  2. Invest in lots of books, board games and other activities that will keep you (and your kids) occupied…especially when there are no screens to “escape” to. Personally, I enjoy this aspect of Shabbat and Chag the most – because I find screens both addictive and draining on my energy…and you all know how much I love boosting (not draining) people’s energy levels. 
  3. Focus on the positive, rather than the negative – I know this is often easier said than done…but when you focus on negative words, bad news and sad things going on around you, it has a massive impact on your mood. I challenge you to replace as many negative words with positive ones as you can – we are all in this together and I believe that thinking positive can help you feel more positive. For example, replacing “I’m in isolation” with “I’m retreating for health” – how much better does the latter sound when you say it out loud? (And they really do mean the same thing!)
  4. Try to get out in nature as much as you can (of course, abiding by the restrictions your government has set for you as every city is different) as being amongst trees, looking at greenery, getting sunshine and moving your body are all known to be helpful in keeping you healthy – both physically and mentally.  
  5. Focus on getting good quality sleep, when you can. Smaller seders will most likely mean shorter seders, which also means earlier nights. A good night’s sleep is important to help your body perform all the important functions that it can’t do during the day as it’s too busy with other things…and of course sleep helps to keep your immune system strong and healthy. 

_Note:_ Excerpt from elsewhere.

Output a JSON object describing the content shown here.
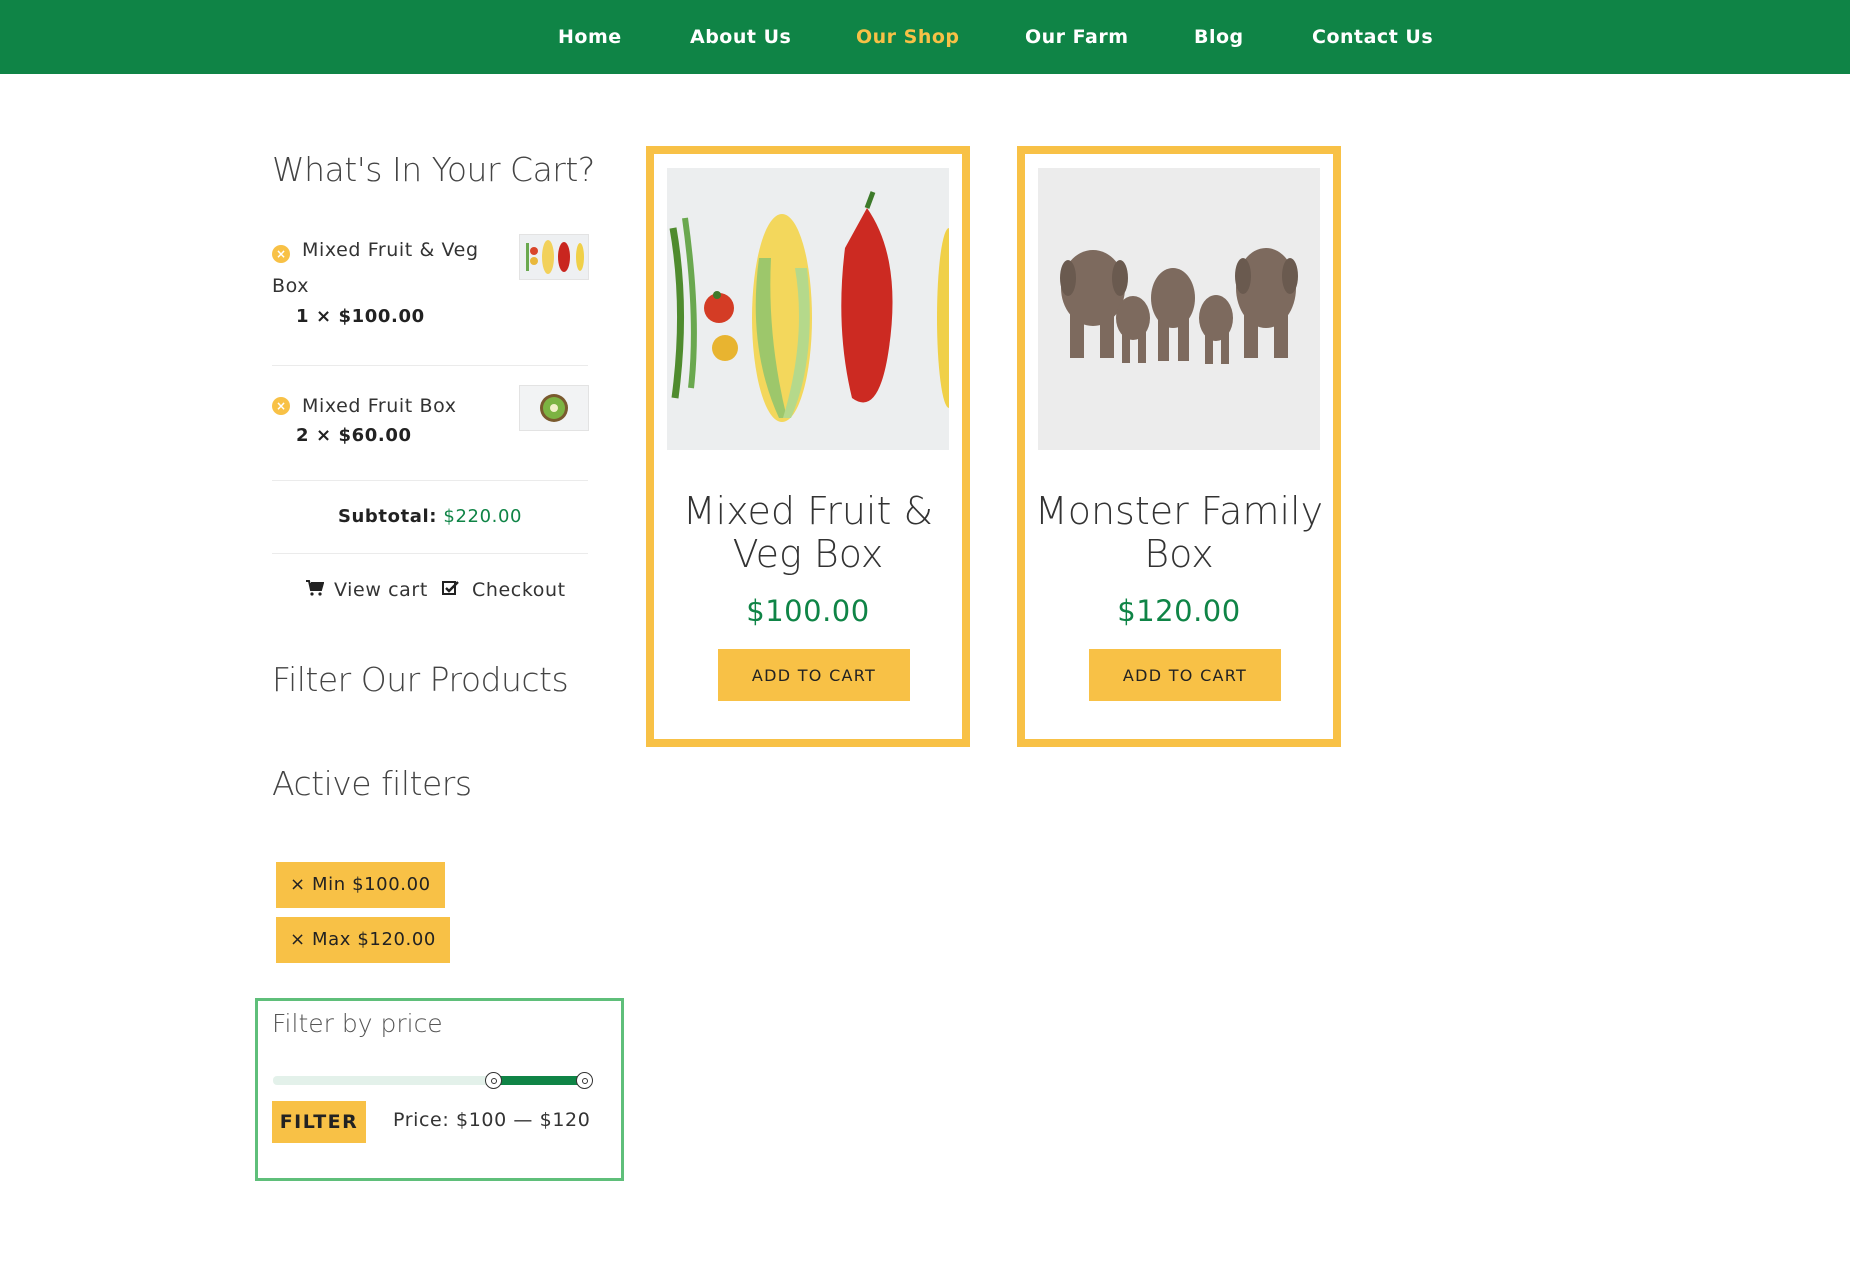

While I still have SO much more to say….I’m going to end this post here as I’d love for you to be able to read it before Pesach starts! Like I’ve done in previous years, I’ll post extra food ideas over on instagram, so make sure you’re following me and if you have any questions, please feel free to message me there. 

Stay healthy,

Dina x

Dina Savitz helps people discover how a regular exercise regime, small improvements in diet and individualised natural medicine can help improve their energy levels and overall health. As a naturopath and personal trainer with over 12 years experience, Dina works with clients both online and in person.